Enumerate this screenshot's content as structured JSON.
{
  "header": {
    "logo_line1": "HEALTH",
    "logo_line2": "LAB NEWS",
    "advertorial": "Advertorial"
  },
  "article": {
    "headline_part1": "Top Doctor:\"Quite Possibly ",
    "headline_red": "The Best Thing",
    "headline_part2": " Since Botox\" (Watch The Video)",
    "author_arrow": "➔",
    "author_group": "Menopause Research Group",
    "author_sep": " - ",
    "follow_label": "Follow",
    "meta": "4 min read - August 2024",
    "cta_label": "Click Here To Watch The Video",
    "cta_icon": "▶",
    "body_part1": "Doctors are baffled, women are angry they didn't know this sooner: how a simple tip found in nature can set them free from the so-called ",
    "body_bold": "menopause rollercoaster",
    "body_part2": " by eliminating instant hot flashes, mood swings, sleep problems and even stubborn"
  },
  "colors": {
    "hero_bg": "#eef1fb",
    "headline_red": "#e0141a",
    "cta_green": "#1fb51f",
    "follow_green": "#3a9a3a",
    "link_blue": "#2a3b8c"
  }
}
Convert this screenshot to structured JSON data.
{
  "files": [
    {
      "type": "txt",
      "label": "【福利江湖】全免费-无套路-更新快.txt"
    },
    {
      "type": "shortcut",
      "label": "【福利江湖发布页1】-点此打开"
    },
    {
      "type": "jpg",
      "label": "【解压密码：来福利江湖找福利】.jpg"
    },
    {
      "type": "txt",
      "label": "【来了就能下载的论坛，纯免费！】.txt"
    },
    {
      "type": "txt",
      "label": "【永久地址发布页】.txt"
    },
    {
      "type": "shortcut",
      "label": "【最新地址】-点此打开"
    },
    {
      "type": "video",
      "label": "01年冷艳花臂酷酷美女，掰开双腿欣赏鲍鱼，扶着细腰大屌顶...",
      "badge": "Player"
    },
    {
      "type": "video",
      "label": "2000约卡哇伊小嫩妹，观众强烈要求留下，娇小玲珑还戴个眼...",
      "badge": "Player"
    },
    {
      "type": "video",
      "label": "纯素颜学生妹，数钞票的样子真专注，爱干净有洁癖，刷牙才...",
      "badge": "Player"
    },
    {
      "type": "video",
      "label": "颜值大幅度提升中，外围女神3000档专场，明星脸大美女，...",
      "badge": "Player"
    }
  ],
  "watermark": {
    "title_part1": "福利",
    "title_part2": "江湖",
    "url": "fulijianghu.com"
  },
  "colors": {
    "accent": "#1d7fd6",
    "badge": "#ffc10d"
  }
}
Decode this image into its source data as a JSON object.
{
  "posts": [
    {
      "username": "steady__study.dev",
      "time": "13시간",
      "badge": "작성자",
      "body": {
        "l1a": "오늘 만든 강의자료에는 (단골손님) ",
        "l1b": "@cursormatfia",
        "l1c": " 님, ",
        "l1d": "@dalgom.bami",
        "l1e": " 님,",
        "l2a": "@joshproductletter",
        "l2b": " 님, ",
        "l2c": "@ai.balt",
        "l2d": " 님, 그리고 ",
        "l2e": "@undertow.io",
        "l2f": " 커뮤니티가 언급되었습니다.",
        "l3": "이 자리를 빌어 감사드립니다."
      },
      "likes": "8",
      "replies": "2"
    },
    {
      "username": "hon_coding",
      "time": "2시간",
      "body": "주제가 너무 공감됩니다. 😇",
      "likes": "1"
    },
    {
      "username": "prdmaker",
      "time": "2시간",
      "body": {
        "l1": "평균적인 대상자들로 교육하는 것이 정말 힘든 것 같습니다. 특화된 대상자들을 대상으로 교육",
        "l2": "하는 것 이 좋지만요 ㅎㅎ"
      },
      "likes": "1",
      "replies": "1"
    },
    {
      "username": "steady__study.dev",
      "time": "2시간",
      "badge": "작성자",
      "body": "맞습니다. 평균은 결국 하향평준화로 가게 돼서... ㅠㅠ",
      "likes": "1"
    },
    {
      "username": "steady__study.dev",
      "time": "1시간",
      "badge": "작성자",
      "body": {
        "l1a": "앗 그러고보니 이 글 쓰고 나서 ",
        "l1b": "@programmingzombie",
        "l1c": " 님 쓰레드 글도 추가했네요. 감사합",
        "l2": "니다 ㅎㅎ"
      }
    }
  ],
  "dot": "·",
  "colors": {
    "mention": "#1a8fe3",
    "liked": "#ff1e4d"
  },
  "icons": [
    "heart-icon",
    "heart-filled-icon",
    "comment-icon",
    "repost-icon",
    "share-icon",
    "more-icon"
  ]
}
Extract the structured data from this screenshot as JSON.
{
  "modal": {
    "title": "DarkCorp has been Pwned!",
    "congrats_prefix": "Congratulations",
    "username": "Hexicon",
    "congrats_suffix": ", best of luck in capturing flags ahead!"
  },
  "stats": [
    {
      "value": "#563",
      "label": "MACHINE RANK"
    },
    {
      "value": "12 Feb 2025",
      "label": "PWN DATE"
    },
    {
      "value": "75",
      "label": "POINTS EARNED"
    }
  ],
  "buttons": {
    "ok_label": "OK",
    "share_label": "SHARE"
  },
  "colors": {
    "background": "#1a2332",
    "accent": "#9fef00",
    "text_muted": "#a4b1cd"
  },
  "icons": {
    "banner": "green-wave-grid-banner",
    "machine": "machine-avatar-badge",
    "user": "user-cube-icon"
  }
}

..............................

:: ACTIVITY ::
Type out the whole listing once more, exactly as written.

:: PROBLEM SOLUTION ::
Enumerate this screenshot's content as structured JSON.
{
  "header": {
    "logo_line1": "HEALTH",
    "logo_line2": "LAB NEWS",
    "advertorial": "Advertorial"
  },
  "article": {
    "headline_part1": "Top Doctor:\"Quite Possibly ",
    "headline_red": "The Best Thing",
    "headline_part2": " Since Botox\" (Watch The Video)",
    "author_arrow": "➔",
    "author_group": "Menopause Research Group",
    "author_sep": " - ",
    "follow_label": "Follow",
    "meta": "4 min read - August 2024",
    "cta_label": "Click Here To Watch The Video",
    "cta_icon": "▶",
    "body_part1": "Doctors are baffled, women are angry they didn't know this sooner: how a simple tip found in nature can set them free from the so-called ",
    "body_bold": "menopause rollercoaster",
    "body_part2": " by eliminating instant hot flashes, mood swings, sleep problems and even stubborn"
  },
  "colors": {
    "hero_bg": "#eef1fb",
    "headline_red": "#e0141a",
    "cta_green": "#1fb51f",
    "follow_green": "#3a9a3a",
    "link_blue": "#2a3b8c"
  }
}
Convert this screenshot to structured JSON data.
{
  "files": [
    {
      "type": "txt",
      "label": "【福利江湖】全免费-无套路-更新快.txt"
    },
    {
      "type": "shortcut",
      "label": "【福利江湖发布页1】-点此打开"
    },
    {
      "type": "jpg",
      "label": "【解压密码：来福利江湖找福利】.jpg"
    },
    {
      "type": "txt",
      "label": "【来了就能下载的论坛，纯免费！】.txt"
    },
    {
      "type": "txt",
      "label": "【永久地址发布页】.txt"
    },
    {
      "type": "shortcut",
      "label": "【最新地址】-点此打开"
    },
    {
      "type": "video",
      "label": "01年冷艳花臂酷酷美女，掰开双腿欣赏鲍鱼，扶着细腰大屌顶...",
      "badge": "Player"
    },
    {
      "type": "video",
      "label": "2000约卡哇伊小嫩妹，观众强烈要求留下，娇小玲珑还戴个眼...",
      "badge": "Player"
    },
    {
      "type": "video",
      "label": "纯素颜学生妹，数钞票的样子真专注，爱干净有洁癖，刷牙才...",
      "badge": "Player"
    },
    {
      "type": "video",
      "label": "颜值大幅度提升中，外围女神3000档专场，明星脸大美女，...",
      "badge": "Player"
    }
  ],
  "watermark": {
    "title_part1": "福利",
    "title_part2": "江湖",
    "url": "fulijianghu.com"
  },
  "colors": {
    "accent": "#1d7fd6",
    "badge": "#ffc10d"
  }
}
Decode this image into its source data as a JSON object.
{
  "posts": [
    {
      "username": "steady__study.dev",
      "time": "13시간",
      "badge": "작성자",
      "body": {
        "l1a": "오늘 만든 강의자료에는 (단골손님) ",
        "l1b": "@cursormatfia",
        "l1c": " 님, ",
        "l1d": "@dalgom.bami",
        "l1e": " 님,",
        "l2a": "@joshproductletter",
        "l2b": " 님, ",
        "l2c": "@ai.balt",
        "l2d": " 님, 그리고 ",
        "l2e": "@undertow.io",
        "l2f": " 커뮤니티가 언급되었습니다.",
        "l3": "이 자리를 빌어 감사드립니다."
      },
      "likes": "8",
      "replies": "2"
    },
    {
      "username": "hon_coding",
      "time": "2시간",
      "body": "주제가 너무 공감됩니다. 😇",
      "likes": "1"
    },
    {
      "username": "prdmaker",
      "time": "2시간",
      "body": {
        "l1": "평균적인 대상자들로 교육하는 것이 정말 힘든 것 같습니다. 특화된 대상자들을 대상으로 교육",
        "l2": "하는 것 이 좋지만요 ㅎㅎ"
      },
      "likes": "1",
      "replies": "1"
    },
    {
      "username": "steady__study.dev",
      "time": "2시간",
      "badge": "작성자",
      "body": "맞습니다. 평균은 결국 하향평준화로 가게 돼서... ㅠㅠ",
      "likes": "1"
    },
    {
      "username": "steady__study.dev",
      "time": "1시간",
      "badge": "작성자",
      "body": {
        "l1a": "앗 그러고보니 이 글 쓰고 나서 ",
        "l1b": "@programmingzombie",
        "l1c": " 님 쓰레드 글도 추가했네요. 감사합",
        "l2": "니다 ㅎㅎ"
      }
    }
  ],
  "dot": "·",
  "colors": {
    "mention": "#1a8fe3",
    "liked": "#ff1e4d"
  },
  "icons": [
    "heart-icon",
    "heart-filled-icon",
    "comment-icon",
    "repost-icon",
    "share-icon",
    "more-icon"
  ]
}
Extract the structured data from this screenshot as JSON.
{
  "modal": {
    "title": "DarkCorp has been Pwned!",
    "congrats_prefix": "Congratulations",
    "username": "Hexicon",
    "congrats_suffix": ", best of luck in capturing flags ahead!"
  },
  "stats": [
    {
      "value": "#563",
      "label": "MACHINE RANK"
    },
    {
      "value": "12 Feb 2025",
      "label": "PWN DATE"
    },
    {
      "value": "75",
      "label": "POINTS EARNED"
    }
  ],
  "buttons": {
    "ok_label": "OK",
    "share_label": "SHARE"
  },
  "colors": {
    "background": "#1a2332",
    "accent": "#9fef00",
    "text_muted": "#a4b1cd"
  },
  "icons": {
    "banner": "green-wave-grid-banner",
    "machine": "machine-avatar-badge",
    "user": "user-cube-icon"
  }
}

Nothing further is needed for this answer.